From this conclusion, it also follows that the conviction and acquittal on the counts of official misconduct based on the armed robbery and attempt (armed robbery), respectively, must stand.
Finally, Lozano contends that the trial court abused its discretion in allowing the prosecution to elicit on cross-examination that Thomas had a felony conviction and that there was a police regulation forbidding officers to associate with known felons. The State maintains that this was permissible impeachment to rebut Lozano's implication that he had a right to call upon Thomas to aid him in performing an arrest.
Police officers are permitted by statute to call upon others for aid in making an arrest.
"107-8. Assisting peace officer.
(a) A peace officer making a lawful arrest may command the aid of persons over the age of 18.
(b) A person commanded to aid a peace officer shall have the same authority to arrest as that peace officer.
(c) A person commanded to aid a peace officer shall not be civilly liable for any reasonable conduct in aid of the officer." 725 ILCS 5/107-8 (West 1996).

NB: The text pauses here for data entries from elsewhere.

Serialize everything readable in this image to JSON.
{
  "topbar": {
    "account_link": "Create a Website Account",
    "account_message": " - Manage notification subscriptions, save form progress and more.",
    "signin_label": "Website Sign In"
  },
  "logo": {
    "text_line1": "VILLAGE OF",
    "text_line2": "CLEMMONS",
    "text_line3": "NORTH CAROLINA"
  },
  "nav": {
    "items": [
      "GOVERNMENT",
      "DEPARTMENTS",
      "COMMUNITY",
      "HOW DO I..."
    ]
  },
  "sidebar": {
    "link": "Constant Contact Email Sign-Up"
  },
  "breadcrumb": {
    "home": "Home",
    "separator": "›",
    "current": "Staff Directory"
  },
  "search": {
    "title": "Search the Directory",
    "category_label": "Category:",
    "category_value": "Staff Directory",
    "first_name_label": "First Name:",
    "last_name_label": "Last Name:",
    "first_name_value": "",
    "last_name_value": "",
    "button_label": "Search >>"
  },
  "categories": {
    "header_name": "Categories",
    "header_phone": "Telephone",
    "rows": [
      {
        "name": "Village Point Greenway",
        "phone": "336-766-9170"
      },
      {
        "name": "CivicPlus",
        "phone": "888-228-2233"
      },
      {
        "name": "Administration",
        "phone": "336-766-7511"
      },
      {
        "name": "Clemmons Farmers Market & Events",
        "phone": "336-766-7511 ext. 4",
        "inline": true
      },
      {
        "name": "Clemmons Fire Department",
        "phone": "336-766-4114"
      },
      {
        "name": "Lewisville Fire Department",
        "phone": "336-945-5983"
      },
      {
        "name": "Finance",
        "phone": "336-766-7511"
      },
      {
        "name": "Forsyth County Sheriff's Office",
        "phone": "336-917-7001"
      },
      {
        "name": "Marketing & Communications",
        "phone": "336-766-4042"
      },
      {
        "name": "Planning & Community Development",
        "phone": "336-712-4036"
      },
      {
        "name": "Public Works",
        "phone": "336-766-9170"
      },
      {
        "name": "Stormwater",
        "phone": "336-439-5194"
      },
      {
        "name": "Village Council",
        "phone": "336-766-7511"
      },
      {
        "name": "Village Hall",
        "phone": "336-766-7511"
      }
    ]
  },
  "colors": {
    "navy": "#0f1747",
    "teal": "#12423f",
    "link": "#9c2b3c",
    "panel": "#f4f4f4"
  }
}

The defense theory had Lozano calling out to Thomas to search José not in order to rob him, but in order to help Lozano safely effectuate an arrest. The State maintained that it could ask Lozano about the regulation and Thomas' felony conviction in order to show that it was not proper for Lozano to ask Thomas' aid in making an arrest. The trial court accepted this rationale.

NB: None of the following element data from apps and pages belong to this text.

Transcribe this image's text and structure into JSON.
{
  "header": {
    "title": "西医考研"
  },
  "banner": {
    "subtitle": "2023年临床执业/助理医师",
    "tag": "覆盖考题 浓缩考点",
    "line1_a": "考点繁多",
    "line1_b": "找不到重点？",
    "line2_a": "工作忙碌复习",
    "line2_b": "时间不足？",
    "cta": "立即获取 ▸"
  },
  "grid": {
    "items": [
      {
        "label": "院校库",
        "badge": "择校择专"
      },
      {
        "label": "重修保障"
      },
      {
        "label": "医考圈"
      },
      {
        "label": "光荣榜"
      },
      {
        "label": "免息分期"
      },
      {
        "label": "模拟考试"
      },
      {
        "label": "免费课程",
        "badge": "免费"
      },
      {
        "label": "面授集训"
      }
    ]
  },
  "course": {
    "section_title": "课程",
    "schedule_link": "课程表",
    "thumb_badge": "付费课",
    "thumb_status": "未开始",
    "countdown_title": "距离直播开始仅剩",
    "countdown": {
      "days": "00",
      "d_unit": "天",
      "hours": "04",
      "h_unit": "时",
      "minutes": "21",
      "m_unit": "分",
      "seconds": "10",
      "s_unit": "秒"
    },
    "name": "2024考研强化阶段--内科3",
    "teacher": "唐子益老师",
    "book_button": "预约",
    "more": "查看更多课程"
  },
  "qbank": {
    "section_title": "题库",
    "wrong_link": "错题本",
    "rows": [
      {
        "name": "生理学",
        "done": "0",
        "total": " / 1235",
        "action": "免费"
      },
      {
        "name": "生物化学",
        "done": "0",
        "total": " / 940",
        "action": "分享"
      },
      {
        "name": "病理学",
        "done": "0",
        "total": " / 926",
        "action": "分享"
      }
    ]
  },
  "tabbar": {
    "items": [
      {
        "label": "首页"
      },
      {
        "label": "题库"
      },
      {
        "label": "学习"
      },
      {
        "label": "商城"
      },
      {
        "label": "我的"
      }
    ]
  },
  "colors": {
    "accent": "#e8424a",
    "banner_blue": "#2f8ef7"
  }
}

"Now the State has asked to ask if the witness was aware of departmental regulations not to associate with people known to be convicted felons. *** The Court finds that it's relevant because he did assert as part of his defense that he felt he had a right to ask Thomas Gonzales to assist him with these activities so that objection will be overruled."

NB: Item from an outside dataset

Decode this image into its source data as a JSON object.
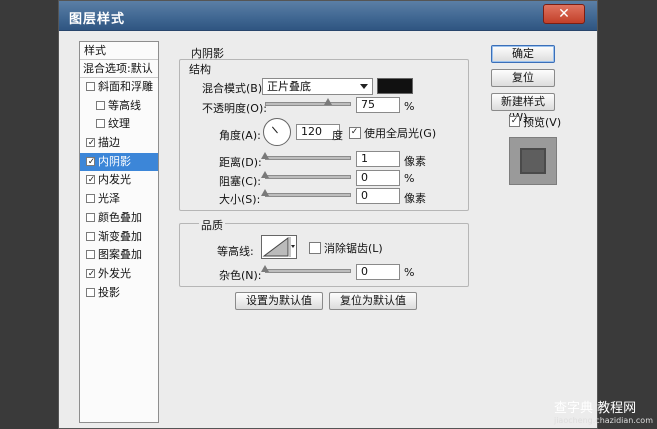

The latitude to be allowed on cross-examination is within the discretion of the trial court. People v. Collins, 106 Ill. 2d 237, 269, 478 N.E.2d 267, 281 (1985). Moreover, a trial court's ruling regarding cross-examination will not be disturbed absent manifest prejudice to the defendant. Collins, 106 Ill. 2d at 269, 478 N.E.2d at 281. It can be argued in this case that, in view of the statute, the police regulation would not have prohibited Lozano from requesting the aid of a known felon in making an arrest if he believed himself to be in danger. However, while the relevance of the line of cross-examination allowed by the court becomes a disputable issue, under the caselaw we cannot say that the trial court abused its discretion in finding as it did. In reviewing for an abuse of discretion, "[t]he question is not whether the appellate court agrees with the circuit court, but whether the circuit court acted arbitrarily, without employing conscientious judgment, or whether in view of all the circumstances the court exceeded the bounds of reason and ignored recognized principles of law so that substantial prejudice resulted." Moffitt v. Illinois Power Co., 248 Ill. App. 3d 752, 758, 618 N.E.2d 1305, 1309 (1993).
For the foregoing reasons, the judgment of the circuit court is affirmed.
FROSSARD and GALLAGHER, JJ., concur.